A: I moderated a panel of
experts at the Earthquake Engineer-
ing Research Institute in Portland
to focus their attention and have
the benefit of their best thinking
to help Seaside. It was way more
than a marketing opportunity. The
room was full of experts, because
Seaside is ground zero. I thought it
was important to attend, not only to
learn and grow, but to network with
people to bring their expertise and
resources to Clatsop County.
I submitted bills that I thought
were simple and as frugal as could
be. They paid part and I paid part.
(Commission Chairman) Scott Lee
thought my hotel bill was extrava-
gant, but I worked hard to get the
best deal I could find.

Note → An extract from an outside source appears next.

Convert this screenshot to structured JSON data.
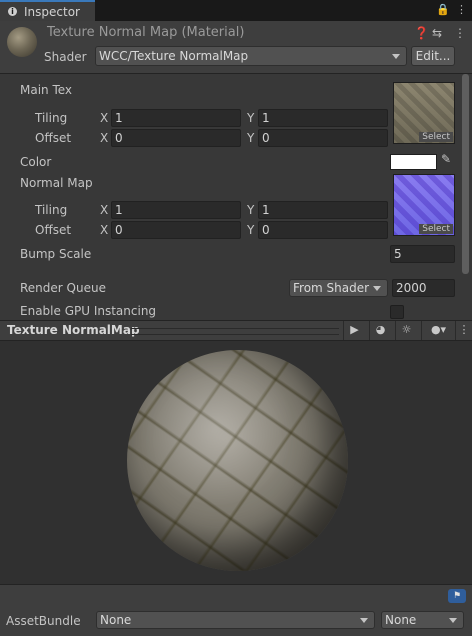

I understand
people have limited time, but don’t
thump on me because I’m work-
ing hard. Don’t complain because I
am using public resources for pub-
lic good. They hired two Portland
lawyers to “investigate” me as an
employee. If I were an employee,
I would’ve gotten stress disability
and sued the socks off them for a
hostile work environment.
Q: What would you like
to see from the Board of
A: We did visioning in 2014.
I went to six sessions all over the
county, from Knappa to Elsie to
Arch Cape. (Former Commis-
sioner) Dirk Rohne came to one. I
didn’t see any other commissioners
at the sessions. We have not trans-
lated vision into mission. At the end
this is a rubber-stamp process.
In June 2015, I put a written
statement on the record that I am
not voting for this budget because
we don’t have a plan, we don’t
Q: So you’ve been looking for-
ward for a change in the budget
A: Oh, yes. Lord, yes. I’d like to
see an open, extended budget pro-
cess. I’d like to see the budget ses-
sions move around.
We have every single meet-
ing at night in Astoria that lim-
its the people who can attend, The
Board of Commissioners used to
meet in Seaside pretty regularly.
That no longer happens. Now they
say that’s because all the TV cam-
eras are at the Boyington Center.
That just started. It’s comfortable
for some people to keep doing the
Q: In September, commission-
ers alleged you placed your hands
on a county employee and spoke
in a loud and frustrated tone
about County Manager Cameron
Moore after a Red Cross meeting
at Fort Clatsop in June.
A: There was no written com-
plaint ever. And my attorney asked.
Q: Do you think this debate is
A: I don’t know. It came out of
Q: Do you regret your actions?
A: I don’t want to offend any-
body. Do I wave my hands around,
do I touch people? If I offend you,
please tell me. I will apologize.
But to make this into something
where I harassed and intimidated
Q: Do you have hopes that you
can work it out with this group?
A: Sure, I always hope. I hope
that the county commission can
come together for a common pur-
pose to serve the people of Clatsop
Q: Is there a way out of this?
It sounds like a deep mire.
A: There’s a phrase in a “dark
room wandering.” I’m a hopeful
person, so I hope so. I don’t know.
R.J. Marx is The Daily Astori-
an’s South County reporter and edi-
tor of the Seaside Signal and Cannon